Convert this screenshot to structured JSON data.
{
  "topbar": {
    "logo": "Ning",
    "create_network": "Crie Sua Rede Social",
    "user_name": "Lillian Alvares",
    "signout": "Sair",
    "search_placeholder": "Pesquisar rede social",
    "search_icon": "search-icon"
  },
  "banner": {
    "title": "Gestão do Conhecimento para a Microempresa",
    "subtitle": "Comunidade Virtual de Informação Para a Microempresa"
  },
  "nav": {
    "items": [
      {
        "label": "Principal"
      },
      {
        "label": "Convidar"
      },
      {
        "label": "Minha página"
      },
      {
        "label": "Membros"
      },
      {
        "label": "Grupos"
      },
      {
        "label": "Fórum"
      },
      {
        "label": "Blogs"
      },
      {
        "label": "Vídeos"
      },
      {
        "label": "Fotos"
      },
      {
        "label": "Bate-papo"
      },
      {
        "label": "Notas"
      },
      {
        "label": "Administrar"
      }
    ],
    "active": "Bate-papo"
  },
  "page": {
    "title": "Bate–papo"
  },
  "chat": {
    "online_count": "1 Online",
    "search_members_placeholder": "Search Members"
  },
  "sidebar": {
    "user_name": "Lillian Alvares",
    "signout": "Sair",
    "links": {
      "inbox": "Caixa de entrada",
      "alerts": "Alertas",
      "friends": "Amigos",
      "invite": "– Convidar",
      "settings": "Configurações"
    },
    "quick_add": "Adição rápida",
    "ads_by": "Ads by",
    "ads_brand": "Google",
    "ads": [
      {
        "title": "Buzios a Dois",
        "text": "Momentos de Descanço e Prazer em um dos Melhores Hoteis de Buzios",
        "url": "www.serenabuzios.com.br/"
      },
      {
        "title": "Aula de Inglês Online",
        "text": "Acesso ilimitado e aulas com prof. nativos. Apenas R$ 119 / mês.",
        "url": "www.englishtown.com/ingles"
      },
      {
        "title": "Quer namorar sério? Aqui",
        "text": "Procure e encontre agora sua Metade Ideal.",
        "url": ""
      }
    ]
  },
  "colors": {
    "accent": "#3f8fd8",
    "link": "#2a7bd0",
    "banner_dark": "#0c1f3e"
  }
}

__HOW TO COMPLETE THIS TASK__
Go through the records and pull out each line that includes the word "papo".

__REPLY__
        "label": "Bate-papo"
    "active": "Bate-papo"
    "title": "Bate–papo"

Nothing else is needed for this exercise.